This is multi-session seminar and must be taken as a series.
Alexander Hamilton promised that the Constitution would “unite parties for the general welfare,” but Washington perceived that “the baneful effects of the spirit of Party” continued to threaten the republic. In the centuries since, we have blamed partisans and identified with parties. Both of our major parties are grab bags of discordant factions, as we will discuss with an eye to how politicians appeal to common aspirations and contradictory assumptions. As part of our discussions, we will look at the historical evolution of party politics, including campaigns, polls, slogans, conventions, debates, and political rhetoric more generally. This historical perspective will provide us with opportunities to step back from partisan politics to reflect upon other pivotal moments in the history of American politics.
The course will begin by reviewing the political writings that shaped the constitution of the national government, and shared assumptions about the national character. We will use the writings of Madison, Hamilton, and Jefferson to explore the morals and mores of representative self-governance. Our Constitution was meant to form a harmonious balance among competing factions. Factionalism was traditionally seen to arise from the heated rhetoric of demagogues who undermined the common good by inflaming self-interest. Those anxieties deepened with the populist politics of the Jacksonian era. The emergence of the first political parties in the early nineteenth century will provide us with a frame of reference for reflecting upon the traditional republican assumption that deliberations upon our shared values can enable us to achieve the common good.
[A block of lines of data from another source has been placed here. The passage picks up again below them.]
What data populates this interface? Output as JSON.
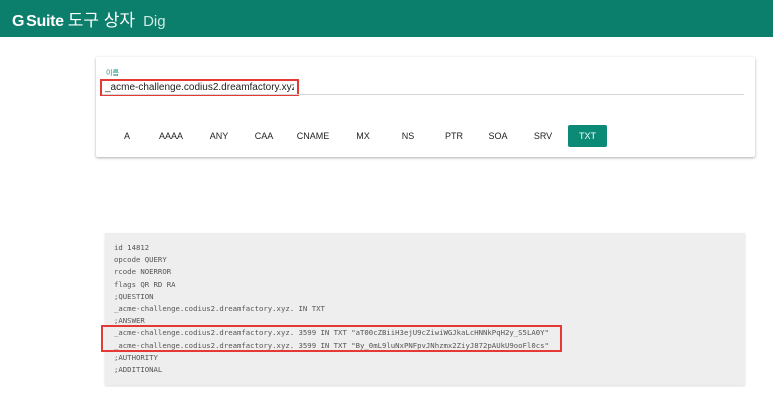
{
  "header": {
    "brand_g": "G",
    "brand_suite": "Suite",
    "brand_tools": "도구 상자",
    "app_name": "Dig"
  },
  "form": {
    "name_label": "이름",
    "name_value": "_acme-challenge.codius2.dreamfactory.xyz"
  },
  "record_types": [
    "A",
    "AAAA",
    "ANY",
    "CAA",
    "CNAME",
    "MX",
    "NS",
    "PTR",
    "SOA",
    "SRV",
    "TXT"
  ],
  "selected_type": "TXT",
  "result": {
    "lines": [
      "id 14812",
      "opcode QUERY",
      "rcode NOERROR",
      "flags QR RD RA",
      ";QUESTION",
      "_acme-challenge.codius2.dreamfactory.xyz. IN TXT",
      ";ANSWER",
      "_acme-challenge.codius2.dreamfactory.xyz. 3599 IN TXT \"aT00cZBiiH3ejU9cZiwiWGJkaLcHNNkPqH2y_S5LA0Y\"",
      "_acme-challenge.codius2.dreamfactory.xyz. 3599 IN TXT \"By_0mL9luNxPNFpvJNhzmx2ZiyJ872pAUkU9ooFl0cs\"",
      ";AUTHORITY",
      ";ADDITIONAL"
    ]
  },
  "colors": {
    "brand": "#0b7e6c",
    "accent": "#0b8a75",
    "highlight": "#e53935"
  }
}
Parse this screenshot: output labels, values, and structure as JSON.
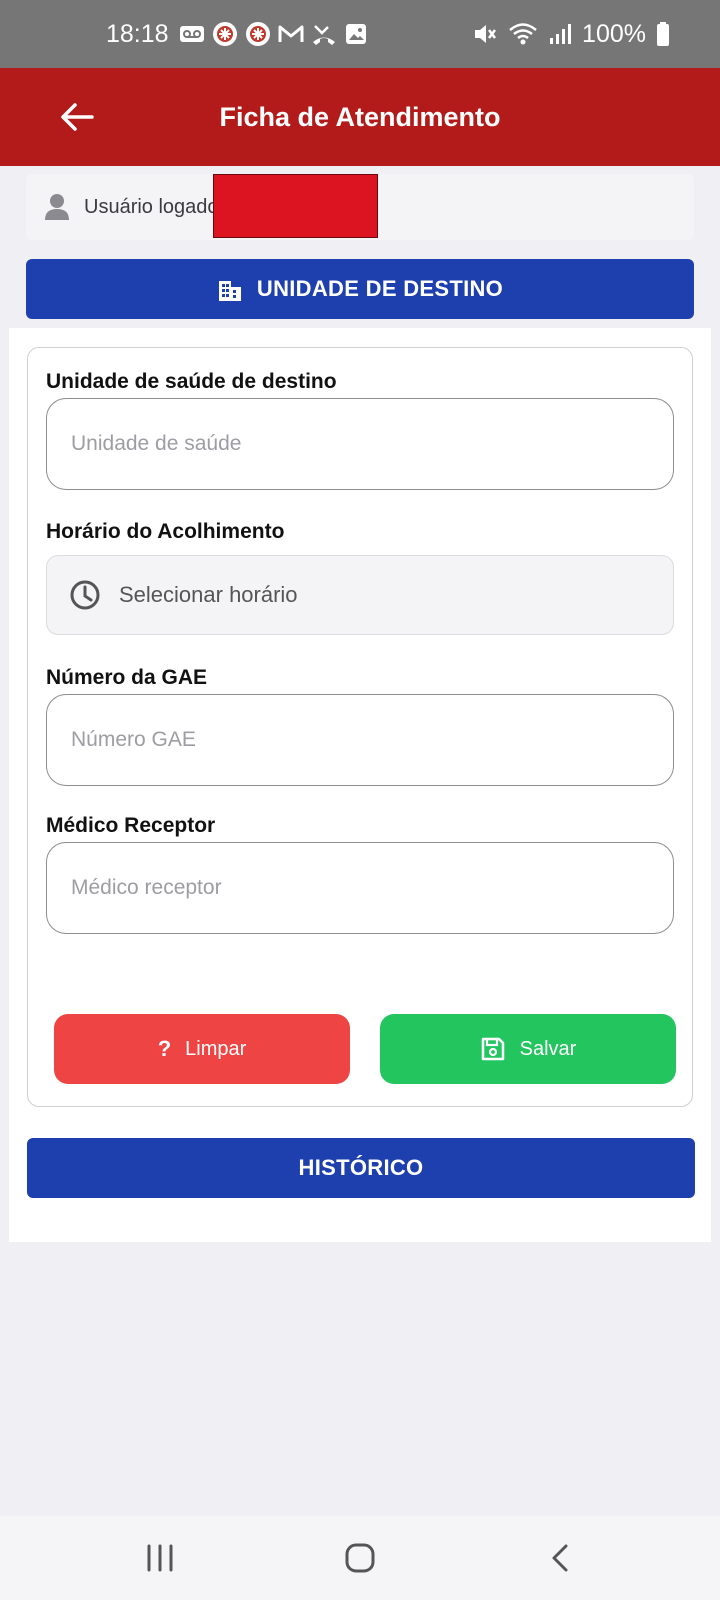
{
  "status_bar": {
    "time": "18:18",
    "battery": "100%",
    "notification_icons": [
      "voicemail-icon",
      "app-badge-icon",
      "app-badge-icon",
      "gmail-icon",
      "missed-call-icon",
      "image-icon"
    ],
    "system_icons": [
      "mute-icon",
      "wifi-icon",
      "signal-icon",
      "battery-icon"
    ]
  },
  "app_bar": {
    "title": "Ficha de Atendimento"
  },
  "user": {
    "label": "Usuário logado"
  },
  "section": {
    "title": "UNIDADE DE DESTINO"
  },
  "form": {
    "unit": {
      "label": "Unidade de saúde de destino",
      "placeholder": "Unidade de saúde",
      "value": ""
    },
    "time": {
      "label": "Horário do Acolhimento",
      "placeholder": "Selecionar horário"
    },
    "gae": {
      "label": "Número da GAE",
      "placeholder": "Número GAE",
      "value": ""
    },
    "doctor": {
      "label": "Médico Receptor",
      "placeholder": "Médico receptor",
      "value": ""
    }
  },
  "actions": {
    "clear_label": "Limpar",
    "save_label": "Salvar",
    "history_label": "HISTÓRICO"
  },
  "colors": {
    "app_bar": "#b31b1b",
    "primary_blue": "#1e3fae",
    "clear_red": "#ef4444",
    "save_green": "#22c55e"
  }
}
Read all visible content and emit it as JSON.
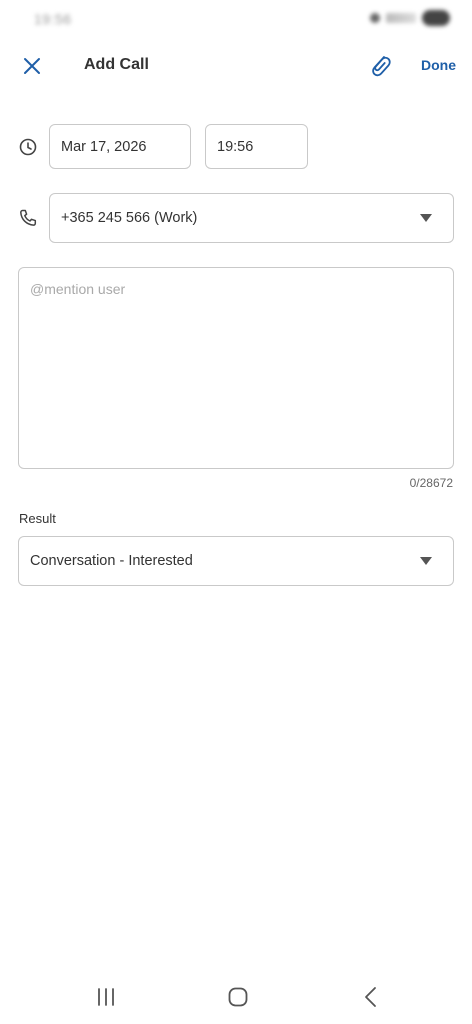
{
  "status_bar": {
    "time": "19:56"
  },
  "app_bar": {
    "title": "Add Call",
    "done_label": "Done",
    "close_icon": "close-icon",
    "attach_icon": "paperclip-icon"
  },
  "call": {
    "date": "Mar 17, 2026",
    "time": "19:56",
    "phone": "+365 245 566 (Work)"
  },
  "notes": {
    "placeholder": "@mention user",
    "char_count": "0/28672"
  },
  "result": {
    "label": "Result",
    "value": "Conversation - Interested"
  },
  "colors": {
    "accent": "#1f5fa8",
    "border": "#c9c9c9",
    "text": "#333333"
  }
}
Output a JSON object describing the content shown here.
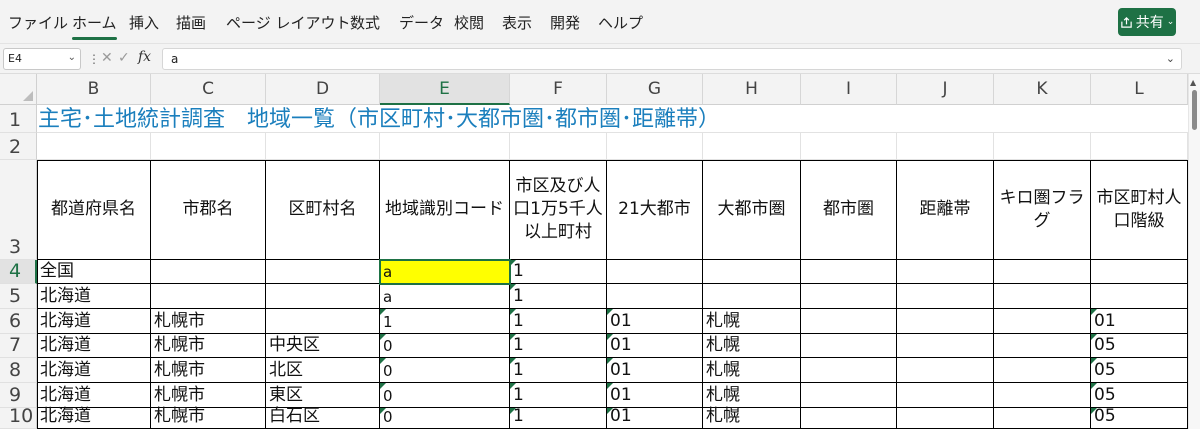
{
  "ribbon": {
    "tabs": [
      "ファイル",
      "ホーム",
      "挿入",
      "描画",
      "ページ レイアウト",
      "数式",
      "データ",
      "校閲",
      "表示",
      "開発",
      "ヘルプ"
    ],
    "active_tab": "ホーム",
    "share_label": "共有",
    "accent_color": "#1e7145"
  },
  "formula_bar": {
    "name_box": "E4",
    "fx_label": "fx",
    "formula": "a"
  },
  "sheet": {
    "columns": [
      "B",
      "C",
      "D",
      "E",
      "F",
      "G",
      "H",
      "I",
      "J",
      "K",
      "L"
    ],
    "selected_column": "E",
    "rows": [
      "1",
      "2",
      "3",
      "4",
      "5",
      "6",
      "7",
      "8",
      "9",
      "10"
    ],
    "selected_row": "4",
    "title": "主宅･土地統計調査　地域一覧（市区町村･大都市圏･都市圏･距離帯）",
    "title_color": "#1b7fbd",
    "headers": [
      "都道府県名",
      "市郡名",
      "区町村名",
      "地域識別コード",
      "市区及び人口1万5千人以上町村",
      "21大都市",
      "大都市圏",
      "都市圏",
      "距離帯",
      "キロ圏フラグ",
      "市区町村人口階級"
    ],
    "data_rows": [
      [
        "全国",
        "",
        "",
        "a",
        "1",
        "",
        "",
        "",
        "",
        "",
        ""
      ],
      [
        "北海道",
        "",
        "",
        "a",
        "1",
        "",
        "",
        "",
        "",
        "",
        ""
      ],
      [
        "北海道",
        "札幌市",
        "",
        "1",
        "1",
        "01",
        "札幌",
        "",
        "",
        "",
        "01"
      ],
      [
        "北海道",
        "札幌市",
        "中央区",
        "0",
        "1",
        "01",
        "札幌",
        "",
        "",
        "",
        "05"
      ],
      [
        "北海道",
        "札幌市",
        "北区",
        "0",
        "1",
        "01",
        "札幌",
        "",
        "",
        "",
        "05"
      ],
      [
        "北海道",
        "札幌市",
        "東区",
        "0",
        "1",
        "01",
        "札幌",
        "",
        "",
        "",
        "05"
      ],
      [
        "北海道",
        "札幌市",
        "白石区",
        "0",
        "1",
        "01",
        "札幌",
        "",
        "",
        "",
        "05"
      ]
    ],
    "selected_cell": "E4",
    "selected_fill": "#ffff00"
  }
}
The election of Andrew Jackson will provide the first of several pivotal campaigns that we will use to explore the evolution of party politics. We will trace that evolution by examining how differing demographical groups have shaped the ideologies of political parties, including not only the entrance of women and minorities into the political process, but also how class, education, and regional differences have shaped who and what gets represented in our political deliberations. We will use these factors to assess the development of particular aspects of political campaigns, including advertising, opinion polls, rhetorical appeals such as ethos and pathos, and campaign themes that attempt to represent who we are and what we value.
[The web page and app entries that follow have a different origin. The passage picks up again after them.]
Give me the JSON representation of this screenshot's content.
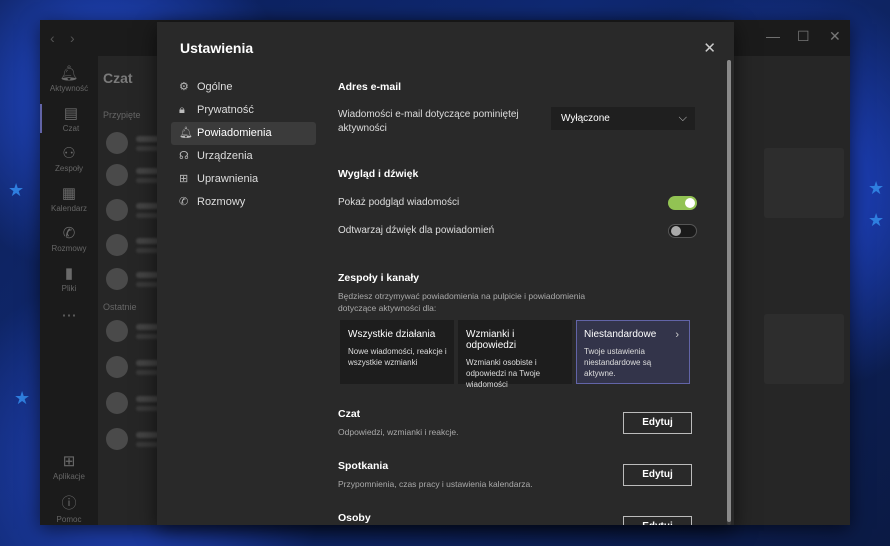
{
  "rail": {
    "activity": "Aktywność",
    "chat": "Czat",
    "teams": "Zespoły",
    "calendar": "Kalendarz",
    "calls": "Rozmowy",
    "files": "Pliki",
    "apps": "Aplikacje",
    "help": "Pomoc"
  },
  "chat_list": {
    "title": "Czat",
    "pinned": "Przypięte",
    "recent": "Ostatnie"
  },
  "settings": {
    "title": "Ustawienia",
    "nav": [
      {
        "label": "Ogólne",
        "icon": "gear-icon"
      },
      {
        "label": "Prywatność",
        "icon": "lock-icon"
      },
      {
        "label": "Powiadomienia",
        "icon": "bell-icon"
      },
      {
        "label": "Urządzenia",
        "icon": "headset-icon"
      },
      {
        "label": "Uprawnienia",
        "icon": "permissions-icon"
      },
      {
        "label": "Rozmowy",
        "icon": "phone-icon"
      }
    ],
    "email": {
      "heading": "Adres e-mail",
      "label": "Wiadomości e-mail dotyczące pominiętej aktywności",
      "value": "Wyłączone"
    },
    "appearance": {
      "heading": "Wygląd i dźwięk",
      "preview": "Pokaż podgląd wiadomości",
      "preview_on": true,
      "sound": "Odtwarzaj dźwięk dla powiadomień",
      "sound_on": false
    },
    "teams": {
      "heading": "Zespoły i kanały",
      "description": "Będziesz otrzymywać powiadomienia na pulpicie i powiadomienia dotyczące aktywności dla:",
      "cards": [
        {
          "title": "Wszystkie działania",
          "desc": "Nowe wiadomości, reakcje i wszystkie wzmianki"
        },
        {
          "title": "Wzmianki i odpowiedzi",
          "desc": "Wzmianki osobiste i odpowiedzi na Twoje wiadomości"
        },
        {
          "title": "Niestandardowe",
          "desc": "Twoje ustawienia niestandardowe są aktywne."
        }
      ]
    },
    "chat": {
      "heading": "Czat",
      "desc": "Odpowiedzi, wzmianki i reakcje.",
      "button": "Edytuj"
    },
    "meetings": {
      "heading": "Spotkania",
      "desc": "Przypomnienia, czas pracy i ustawienia kalendarza.",
      "button": "Edytuj"
    },
    "people": {
      "heading": "Osoby",
      "button": "Edytuj"
    }
  }
}
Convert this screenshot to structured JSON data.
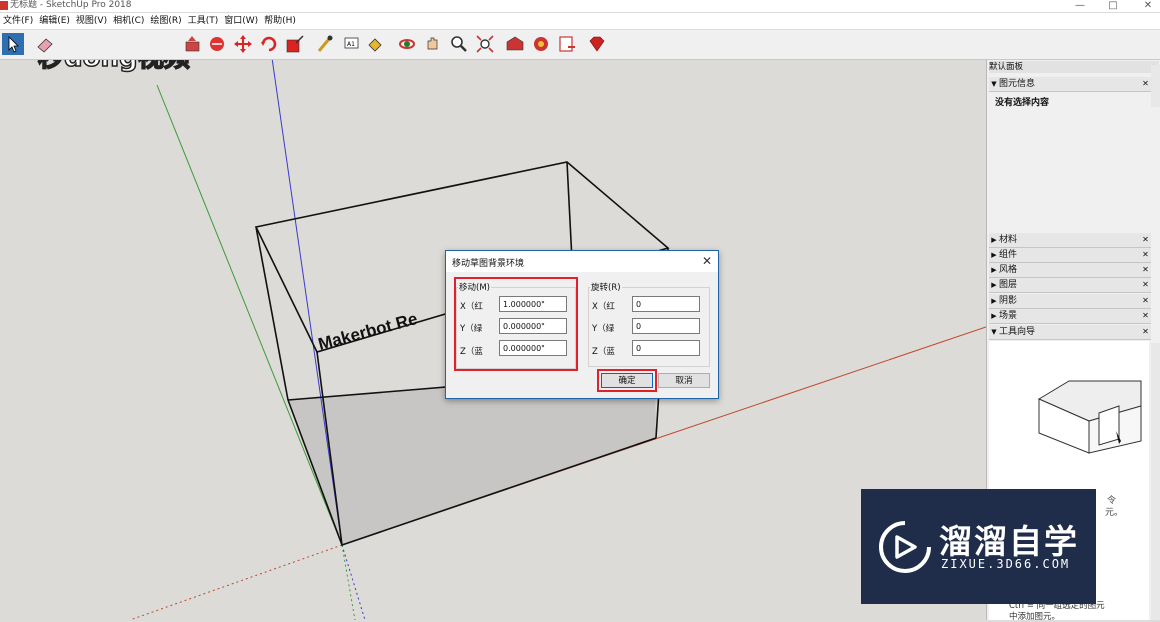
{
  "window": {
    "title": "无标题 - SketchUp Pro 2018",
    "controls": {
      "minimize": "—",
      "maximize": "□",
      "close": "✕"
    }
  },
  "menubar": {
    "items": [
      "文件(F)",
      "编辑(E)",
      "视图(V)",
      "相机(C)",
      "绘图(R)",
      "工具(T)",
      "窗口(W)",
      "帮助(H)"
    ]
  },
  "toolbar": {
    "tools": [
      "select",
      "eraser",
      "line",
      "arc",
      "push-pull",
      "move",
      "rotate",
      "scale",
      "tape",
      "text",
      "paint",
      "orbit",
      "pan",
      "zoom",
      "zoom-extents",
      "warehouse",
      "extensions",
      "send",
      "ruby"
    ]
  },
  "logo_left": {
    "text": "秒dong视频"
  },
  "model": {
    "label": "Makerbot Re"
  },
  "panel": {
    "tray_title": "默认面板",
    "entity_info": {
      "title": "图元信息",
      "message": "没有选择内容"
    },
    "collapsed": [
      "材料",
      "组件",
      "风格",
      "图层",
      "阴影",
      "场景"
    ],
    "instructor": {
      "title": "工具向导",
      "text_line1": "Ctrl = 同一组选定的图元",
      "text_line2": "中添加图元。",
      "fragment1": "令",
      "fragment2": "元。"
    }
  },
  "dialog": {
    "title": "移动草图背景环境",
    "close": "✕",
    "move": {
      "label": "移动(M)",
      "x_label": "X（红",
      "x_value": "1.000000\"",
      "y_label": "Y（绿",
      "y_value": "0.000000\"",
      "z_label": "Z（蓝",
      "z_value": "0.000000\""
    },
    "rotate": {
      "label": "旋转(R)",
      "x_label": "X（红",
      "x_value": "0",
      "y_label": "Y（绿",
      "y_value": "0",
      "z_label": "Z（蓝",
      "z_value": "0"
    },
    "ok": "确定",
    "cancel": "取消"
  },
  "brand": {
    "name": "溜溜自学",
    "url": "ZIXUE.3D66.COM"
  },
  "colors": {
    "accent": "#2f6fb0",
    "highlight": "#e2202b",
    "brand_bg": "#1f2d4b",
    "axis_red": "#c0482a",
    "axis_green": "#3a9a3a",
    "axis_blue": "#3a3acc"
  }
}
These historical points of reference will be used to frame discussions of the political campaigns of 2012. Each week we will focus on a particular aspect of the campaigns, such as primaries, ads and slogans, opinion polls of demographic groups, and representations of issues such as taxation, education, and war. We will frame these aspects of the campaign by drawing historical parallels with previous pivotal elections. For example, we will examine how current candidates represent current international conflicts, financial crises, regulatory priorities, and taxation, and then we will look to other elections where wars abroad and woes at home figured into debates about who will best represent our shared needs and aspirations.